● **TO DO**
Show each line in the listing below that contains the word "Transposition".

[Opening RECORD EXCERPTS section]

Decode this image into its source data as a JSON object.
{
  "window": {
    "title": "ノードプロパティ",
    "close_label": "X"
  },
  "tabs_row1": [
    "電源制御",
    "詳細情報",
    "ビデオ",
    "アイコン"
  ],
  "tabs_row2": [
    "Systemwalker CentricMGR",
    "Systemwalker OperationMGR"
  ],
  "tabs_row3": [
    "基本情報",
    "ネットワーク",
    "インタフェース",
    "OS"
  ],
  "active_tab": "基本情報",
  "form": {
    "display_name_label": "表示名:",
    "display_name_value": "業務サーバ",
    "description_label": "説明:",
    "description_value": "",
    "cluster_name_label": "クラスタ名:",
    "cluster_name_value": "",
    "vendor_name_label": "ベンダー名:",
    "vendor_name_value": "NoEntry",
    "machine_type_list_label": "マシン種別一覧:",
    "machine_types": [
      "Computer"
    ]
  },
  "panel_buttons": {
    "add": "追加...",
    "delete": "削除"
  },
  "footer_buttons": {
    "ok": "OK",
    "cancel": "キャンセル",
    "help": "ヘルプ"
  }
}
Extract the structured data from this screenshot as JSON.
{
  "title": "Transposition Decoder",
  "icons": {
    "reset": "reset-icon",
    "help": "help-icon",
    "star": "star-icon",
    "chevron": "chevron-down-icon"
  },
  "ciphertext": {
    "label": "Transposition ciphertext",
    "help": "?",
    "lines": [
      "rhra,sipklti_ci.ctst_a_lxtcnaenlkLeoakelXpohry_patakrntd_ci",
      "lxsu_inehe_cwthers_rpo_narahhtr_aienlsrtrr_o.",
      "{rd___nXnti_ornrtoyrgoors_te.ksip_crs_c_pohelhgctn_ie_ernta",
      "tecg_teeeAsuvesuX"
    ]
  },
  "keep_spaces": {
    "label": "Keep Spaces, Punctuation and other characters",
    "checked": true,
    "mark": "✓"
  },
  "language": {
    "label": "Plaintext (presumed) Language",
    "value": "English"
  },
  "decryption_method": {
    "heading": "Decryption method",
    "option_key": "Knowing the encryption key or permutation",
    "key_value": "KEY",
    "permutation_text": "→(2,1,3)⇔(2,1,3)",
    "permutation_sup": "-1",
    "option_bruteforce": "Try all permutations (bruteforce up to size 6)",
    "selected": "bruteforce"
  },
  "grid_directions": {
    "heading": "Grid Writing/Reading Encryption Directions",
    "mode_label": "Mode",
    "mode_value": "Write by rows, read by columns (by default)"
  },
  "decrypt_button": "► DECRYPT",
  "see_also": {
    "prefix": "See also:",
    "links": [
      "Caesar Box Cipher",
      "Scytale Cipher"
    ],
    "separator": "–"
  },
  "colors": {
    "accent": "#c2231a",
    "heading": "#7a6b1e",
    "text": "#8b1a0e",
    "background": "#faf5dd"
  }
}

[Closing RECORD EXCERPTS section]

● **RESPONSE TO THIS TASK**
  "title": "Transposition Decoder",
    "label": "Transposition ciphertext",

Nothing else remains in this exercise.